Swiss Culture: Swiss Sex & Prostitution
The 2005 Durex Sex Survey proved what many may have long suspected
- Swiss people have sex in pretty much the same ways as people
in the rest of Europe.
According to the survey, the Swiss have sex an average of 104
times per year, which makes them slightly more active than the inhabitants
of co-hosts Austria, but 38% of Swiss respondents still wish they
could have sex more frequently.
17% said they had had a one night stand, 40% had had anal sex,
and 22% had been involved in some kind of bondage. This makes them
slightly less kinky than North Americans and British, and roughly
similar to Scandinavians.
In comparison with most European countries they are relatively
unlikely to use vibrators, but only Canadians are more into massage
oils and lotions than the Swiss.
Of all the Europeans, only Germans are less likely than Swiss
to have had sex in their parents' bedroom, in this respect
Swiss are on a par with Malaysians. 42% of Swiss claim to have had
sex in a park, and 38% have had sex on the beach, which is quite
impressive for a land-locked country.
Switzerland legalised prostitution in 1992, but it was not until
1998 that the first legal brothel, called 'Petite Fleur'
was opened in Zurich.
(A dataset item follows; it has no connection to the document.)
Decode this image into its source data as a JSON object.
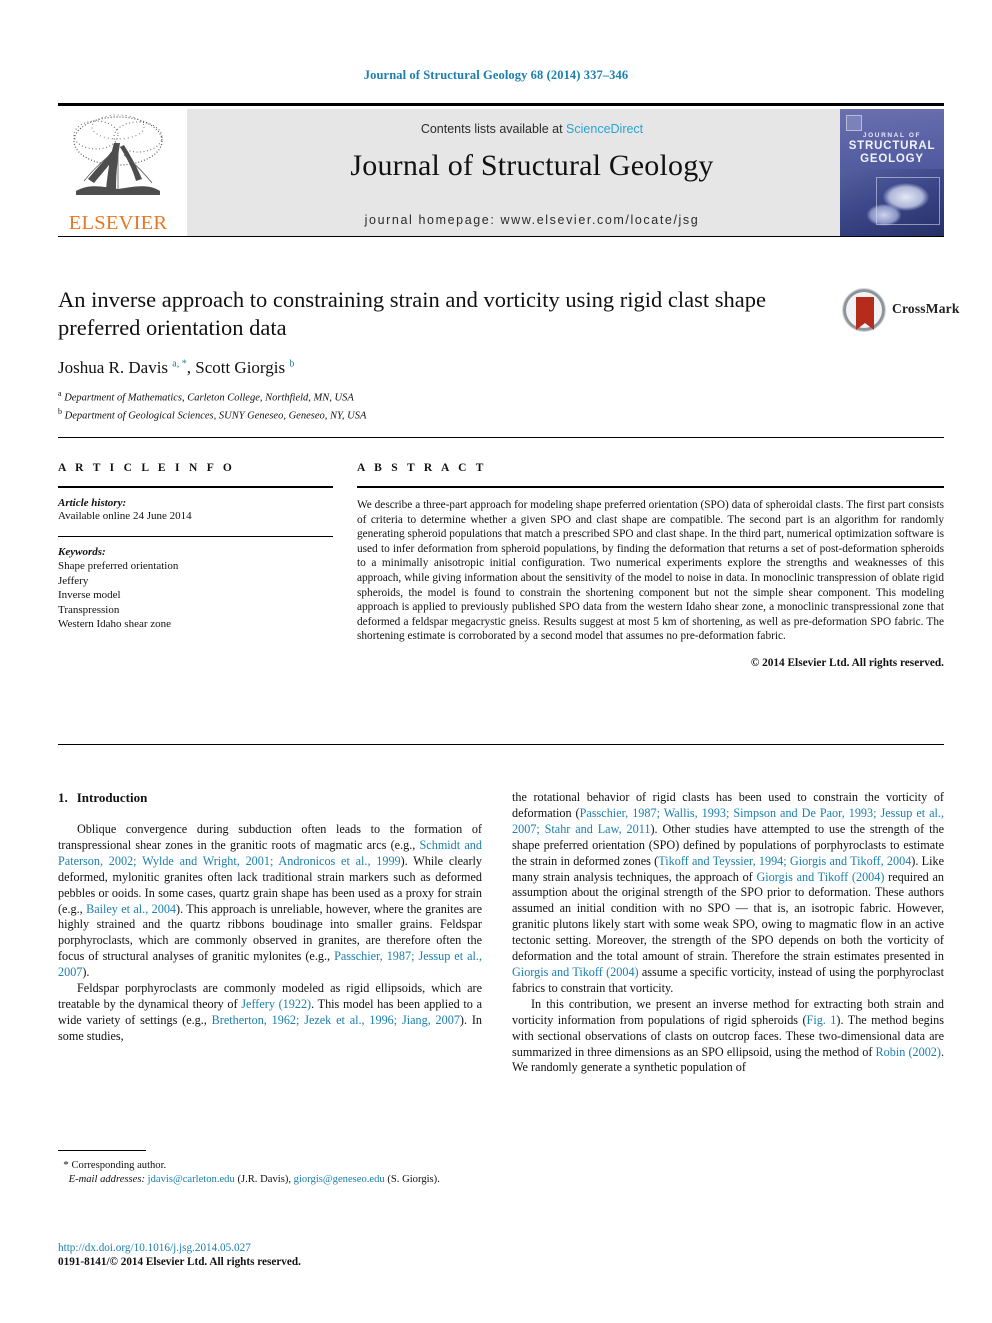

In the intervening years similar attempts
had been stopped by local campaigners, people were happy to legalise
prostitution but no one wanted to live next to a brothel. 'Petite
Fleur' (meaning small flower) had 30 rooms which it rented
out to prostitutes by the day.
Nowadays prostitutes pay VAT, and some even take credit cards.
Adverts can be found in the back of tabloid newspapers.
Legalising prostitution means that the trade can be more easily
regulated, ensuring regular health check-ups for sex workers, and
making the job safer for them.
Campaigners who wanted prostitution to stay illegal claim that
the number of prostitutes in Switzerland has increased since the
law changed, and in 1999 the Zurich based newspaper Blick
claimed that Switzerland had the highest density of brothels in
all of Europe.
One problem is that only Swiss citizens are officially allowed
to engage in prostitution, whereas in reality a very high proportion
of prostitutes are from Latin America, Eastern Europe and the Far
It could be argued that for these people the trade remains almost
as dangerous as before. They could face deportation if caught by
the police so they are unlikely to report abuse and some are afraid
to go to Swiss hospitals for sexual health check-ups.
Tantramassage, a New Age form of massage blending elements of
Yoga and Sex Therapy, is increasingly popular in Switzerland.
Although it claims to be non-sexual, and the client is totally
passive, it invariably includes genital massage, and clients are
likely to climax during their hour and a half long, 'non-sexual'
A good genital massage supposedly serves the purpose of helping
sexual energy flow through the body, which is vitalizing and good
for the health. In tantramassage, massage of the male and female
genitalia is known as 'lingam' and 'yoni'
A tantramassage including 'lingam' will probably cost you in the
region of 100-200 Euros for 90 minutes.
Critics point to the lack of any scientific basis to the theories
behind tantramassage, and suggest that a spiritual tantramassage
with lingam to stimulate healthy sexual energy is not much different
from a good rubdown and a trip to the bathroom with a copy of 'Dicke
Sex in Germany
Sex in Austria
Sex in South